#### [What to work on]
Please copy each line below that contains the string "chevron".

#### [Records]
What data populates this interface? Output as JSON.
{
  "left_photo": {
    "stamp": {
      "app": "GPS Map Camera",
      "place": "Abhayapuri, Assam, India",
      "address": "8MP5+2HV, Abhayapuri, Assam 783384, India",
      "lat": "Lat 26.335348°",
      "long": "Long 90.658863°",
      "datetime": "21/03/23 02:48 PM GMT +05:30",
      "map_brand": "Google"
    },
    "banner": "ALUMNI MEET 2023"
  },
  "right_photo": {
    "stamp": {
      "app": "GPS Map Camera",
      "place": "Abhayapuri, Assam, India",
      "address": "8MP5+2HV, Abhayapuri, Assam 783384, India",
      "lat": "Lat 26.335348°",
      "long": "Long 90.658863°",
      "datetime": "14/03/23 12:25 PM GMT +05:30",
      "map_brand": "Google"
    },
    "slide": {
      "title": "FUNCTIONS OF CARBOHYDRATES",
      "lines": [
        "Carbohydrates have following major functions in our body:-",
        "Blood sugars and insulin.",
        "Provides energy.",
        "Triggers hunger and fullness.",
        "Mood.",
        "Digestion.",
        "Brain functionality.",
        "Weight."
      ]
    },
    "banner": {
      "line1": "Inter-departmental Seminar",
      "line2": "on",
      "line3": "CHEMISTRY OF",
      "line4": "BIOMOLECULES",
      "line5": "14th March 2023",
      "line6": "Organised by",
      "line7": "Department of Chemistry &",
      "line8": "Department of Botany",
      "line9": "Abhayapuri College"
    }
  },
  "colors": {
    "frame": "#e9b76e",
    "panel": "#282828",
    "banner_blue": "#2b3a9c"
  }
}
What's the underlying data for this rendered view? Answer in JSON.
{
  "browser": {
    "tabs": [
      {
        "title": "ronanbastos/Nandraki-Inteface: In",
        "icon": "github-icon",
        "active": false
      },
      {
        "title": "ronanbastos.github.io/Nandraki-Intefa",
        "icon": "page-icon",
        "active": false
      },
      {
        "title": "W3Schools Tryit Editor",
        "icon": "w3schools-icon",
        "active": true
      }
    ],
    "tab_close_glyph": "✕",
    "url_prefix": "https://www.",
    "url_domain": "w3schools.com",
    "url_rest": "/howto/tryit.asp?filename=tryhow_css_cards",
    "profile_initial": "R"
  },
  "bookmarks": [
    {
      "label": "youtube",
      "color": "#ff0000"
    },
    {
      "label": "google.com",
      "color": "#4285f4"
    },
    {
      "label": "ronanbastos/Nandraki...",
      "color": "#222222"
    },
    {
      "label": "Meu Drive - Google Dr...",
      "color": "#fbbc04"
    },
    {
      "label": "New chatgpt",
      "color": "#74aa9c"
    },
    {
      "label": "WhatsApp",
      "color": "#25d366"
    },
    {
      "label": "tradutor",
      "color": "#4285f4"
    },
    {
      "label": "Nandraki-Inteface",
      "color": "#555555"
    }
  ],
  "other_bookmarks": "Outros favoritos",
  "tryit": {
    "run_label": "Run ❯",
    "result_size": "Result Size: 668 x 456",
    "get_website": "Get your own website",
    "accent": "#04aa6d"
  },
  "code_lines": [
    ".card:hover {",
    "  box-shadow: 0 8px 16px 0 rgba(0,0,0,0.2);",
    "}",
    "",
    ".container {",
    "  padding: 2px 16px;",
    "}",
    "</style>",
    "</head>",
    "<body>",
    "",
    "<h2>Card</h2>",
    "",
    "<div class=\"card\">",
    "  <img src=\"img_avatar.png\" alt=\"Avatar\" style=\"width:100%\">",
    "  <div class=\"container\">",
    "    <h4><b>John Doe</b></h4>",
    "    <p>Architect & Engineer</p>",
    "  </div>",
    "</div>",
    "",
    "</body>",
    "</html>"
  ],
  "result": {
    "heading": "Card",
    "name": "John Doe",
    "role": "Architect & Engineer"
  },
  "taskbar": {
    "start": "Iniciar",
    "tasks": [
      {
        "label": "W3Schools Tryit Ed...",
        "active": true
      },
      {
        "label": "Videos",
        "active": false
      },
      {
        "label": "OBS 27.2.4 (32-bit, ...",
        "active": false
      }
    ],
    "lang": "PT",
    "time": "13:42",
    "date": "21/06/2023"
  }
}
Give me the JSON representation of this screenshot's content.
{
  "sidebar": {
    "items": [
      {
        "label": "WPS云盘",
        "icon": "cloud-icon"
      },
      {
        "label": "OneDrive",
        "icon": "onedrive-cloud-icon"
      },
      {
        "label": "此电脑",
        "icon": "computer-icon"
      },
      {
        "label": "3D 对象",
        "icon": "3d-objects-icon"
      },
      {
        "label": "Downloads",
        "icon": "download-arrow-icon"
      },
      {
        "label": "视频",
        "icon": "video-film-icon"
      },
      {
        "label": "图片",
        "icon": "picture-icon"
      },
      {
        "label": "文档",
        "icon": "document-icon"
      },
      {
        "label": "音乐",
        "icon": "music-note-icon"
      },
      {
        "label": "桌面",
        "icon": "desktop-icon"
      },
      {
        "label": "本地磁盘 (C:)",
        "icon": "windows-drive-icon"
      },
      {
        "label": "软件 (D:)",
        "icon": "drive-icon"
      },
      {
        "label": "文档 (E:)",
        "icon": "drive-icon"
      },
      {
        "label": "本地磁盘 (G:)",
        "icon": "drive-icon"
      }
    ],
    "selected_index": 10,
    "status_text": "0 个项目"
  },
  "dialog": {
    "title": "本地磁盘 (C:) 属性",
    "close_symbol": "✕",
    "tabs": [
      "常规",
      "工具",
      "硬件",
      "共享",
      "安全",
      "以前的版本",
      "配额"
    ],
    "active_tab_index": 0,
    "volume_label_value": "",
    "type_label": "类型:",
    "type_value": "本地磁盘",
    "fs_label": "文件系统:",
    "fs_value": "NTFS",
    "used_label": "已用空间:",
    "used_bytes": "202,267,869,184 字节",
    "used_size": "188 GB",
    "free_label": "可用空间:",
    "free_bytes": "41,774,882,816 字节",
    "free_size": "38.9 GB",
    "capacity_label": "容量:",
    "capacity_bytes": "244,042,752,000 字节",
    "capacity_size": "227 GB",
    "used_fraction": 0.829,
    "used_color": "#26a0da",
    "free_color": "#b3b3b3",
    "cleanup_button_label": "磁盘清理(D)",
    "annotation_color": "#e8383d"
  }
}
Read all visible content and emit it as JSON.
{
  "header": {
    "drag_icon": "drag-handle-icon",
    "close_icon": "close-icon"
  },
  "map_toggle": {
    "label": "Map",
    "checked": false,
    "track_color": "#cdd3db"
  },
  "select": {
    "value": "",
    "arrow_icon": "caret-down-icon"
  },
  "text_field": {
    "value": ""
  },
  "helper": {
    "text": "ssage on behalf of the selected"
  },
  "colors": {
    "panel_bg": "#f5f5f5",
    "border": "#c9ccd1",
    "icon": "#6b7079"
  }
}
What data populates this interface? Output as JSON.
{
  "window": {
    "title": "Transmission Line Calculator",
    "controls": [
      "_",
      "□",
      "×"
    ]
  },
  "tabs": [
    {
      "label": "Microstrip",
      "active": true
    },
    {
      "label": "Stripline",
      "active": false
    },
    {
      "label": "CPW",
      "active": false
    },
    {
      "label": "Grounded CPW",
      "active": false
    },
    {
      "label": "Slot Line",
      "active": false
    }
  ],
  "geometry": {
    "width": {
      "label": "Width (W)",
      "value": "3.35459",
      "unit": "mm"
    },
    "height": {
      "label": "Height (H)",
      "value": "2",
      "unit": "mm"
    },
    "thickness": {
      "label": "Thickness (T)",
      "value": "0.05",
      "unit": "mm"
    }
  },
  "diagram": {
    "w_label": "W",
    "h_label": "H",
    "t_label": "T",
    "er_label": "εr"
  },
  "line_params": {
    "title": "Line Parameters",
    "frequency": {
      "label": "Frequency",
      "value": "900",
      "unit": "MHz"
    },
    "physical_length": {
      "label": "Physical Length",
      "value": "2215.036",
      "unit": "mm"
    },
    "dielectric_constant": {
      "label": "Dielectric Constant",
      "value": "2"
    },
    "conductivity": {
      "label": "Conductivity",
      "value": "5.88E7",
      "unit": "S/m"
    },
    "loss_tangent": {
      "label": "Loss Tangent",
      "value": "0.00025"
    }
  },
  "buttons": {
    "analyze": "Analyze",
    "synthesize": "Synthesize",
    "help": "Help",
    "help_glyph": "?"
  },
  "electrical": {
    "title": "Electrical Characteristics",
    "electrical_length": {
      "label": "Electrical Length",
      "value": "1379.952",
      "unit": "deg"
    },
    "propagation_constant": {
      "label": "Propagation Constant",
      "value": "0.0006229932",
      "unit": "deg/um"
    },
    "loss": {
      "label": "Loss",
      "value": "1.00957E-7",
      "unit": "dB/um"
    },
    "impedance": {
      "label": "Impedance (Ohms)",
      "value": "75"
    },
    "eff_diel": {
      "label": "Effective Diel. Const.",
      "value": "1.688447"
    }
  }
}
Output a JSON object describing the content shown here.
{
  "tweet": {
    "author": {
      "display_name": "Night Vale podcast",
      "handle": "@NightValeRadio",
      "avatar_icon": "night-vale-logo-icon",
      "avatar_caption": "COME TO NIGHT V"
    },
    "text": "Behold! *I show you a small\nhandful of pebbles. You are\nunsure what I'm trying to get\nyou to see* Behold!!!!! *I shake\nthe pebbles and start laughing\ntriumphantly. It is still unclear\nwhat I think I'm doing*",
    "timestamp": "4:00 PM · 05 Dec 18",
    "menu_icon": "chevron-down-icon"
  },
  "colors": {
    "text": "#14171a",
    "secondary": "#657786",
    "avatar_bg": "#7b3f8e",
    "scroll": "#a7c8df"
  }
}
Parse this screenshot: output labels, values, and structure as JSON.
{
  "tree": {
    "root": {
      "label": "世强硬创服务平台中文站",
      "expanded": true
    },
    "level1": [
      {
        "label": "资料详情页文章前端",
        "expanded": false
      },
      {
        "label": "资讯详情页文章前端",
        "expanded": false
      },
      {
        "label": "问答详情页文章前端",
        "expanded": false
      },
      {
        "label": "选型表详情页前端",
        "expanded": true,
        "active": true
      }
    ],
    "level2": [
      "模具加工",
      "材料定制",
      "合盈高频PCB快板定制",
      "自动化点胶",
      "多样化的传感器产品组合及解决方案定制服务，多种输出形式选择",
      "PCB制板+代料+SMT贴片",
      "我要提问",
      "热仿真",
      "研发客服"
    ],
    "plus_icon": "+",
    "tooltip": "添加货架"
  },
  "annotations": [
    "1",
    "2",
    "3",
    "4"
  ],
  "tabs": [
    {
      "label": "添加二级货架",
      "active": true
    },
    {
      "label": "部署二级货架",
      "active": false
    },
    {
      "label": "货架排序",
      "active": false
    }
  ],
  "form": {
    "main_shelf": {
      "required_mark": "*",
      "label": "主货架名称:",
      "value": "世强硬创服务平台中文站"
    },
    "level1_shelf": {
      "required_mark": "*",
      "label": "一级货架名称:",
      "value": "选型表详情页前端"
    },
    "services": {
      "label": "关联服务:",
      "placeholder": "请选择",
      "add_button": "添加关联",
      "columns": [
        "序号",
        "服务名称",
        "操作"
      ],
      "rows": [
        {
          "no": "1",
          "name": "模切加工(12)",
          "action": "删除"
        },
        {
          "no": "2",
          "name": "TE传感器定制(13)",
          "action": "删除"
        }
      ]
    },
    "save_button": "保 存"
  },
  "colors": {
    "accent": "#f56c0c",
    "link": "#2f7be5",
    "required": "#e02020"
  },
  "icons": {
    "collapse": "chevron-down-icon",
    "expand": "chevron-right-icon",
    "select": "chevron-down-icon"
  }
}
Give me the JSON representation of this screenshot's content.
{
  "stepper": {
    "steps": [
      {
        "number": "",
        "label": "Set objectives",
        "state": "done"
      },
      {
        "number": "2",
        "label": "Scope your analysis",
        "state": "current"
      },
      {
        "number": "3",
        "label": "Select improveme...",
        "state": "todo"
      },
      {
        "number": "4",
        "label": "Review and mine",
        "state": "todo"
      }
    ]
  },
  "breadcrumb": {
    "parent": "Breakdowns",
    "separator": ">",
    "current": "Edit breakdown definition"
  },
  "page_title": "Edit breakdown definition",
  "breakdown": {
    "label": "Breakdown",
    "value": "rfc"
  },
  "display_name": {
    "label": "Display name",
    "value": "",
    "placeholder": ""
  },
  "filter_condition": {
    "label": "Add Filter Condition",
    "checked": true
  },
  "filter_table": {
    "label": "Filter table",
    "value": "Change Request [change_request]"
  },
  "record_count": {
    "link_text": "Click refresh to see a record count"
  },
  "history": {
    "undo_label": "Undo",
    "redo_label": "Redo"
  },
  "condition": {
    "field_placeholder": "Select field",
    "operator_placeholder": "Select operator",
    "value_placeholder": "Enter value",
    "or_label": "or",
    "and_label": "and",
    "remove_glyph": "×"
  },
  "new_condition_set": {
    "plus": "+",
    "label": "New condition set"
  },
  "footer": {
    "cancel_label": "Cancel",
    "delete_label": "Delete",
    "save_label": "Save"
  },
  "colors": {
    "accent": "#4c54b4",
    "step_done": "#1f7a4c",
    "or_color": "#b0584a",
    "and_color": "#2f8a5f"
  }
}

#### [Your response]
    "menu_icon": "chevron-down-icon"
    "collapse": "chevron-down-icon",
    "expand": "chevron-right-icon",
    "select": "chevron-down-icon"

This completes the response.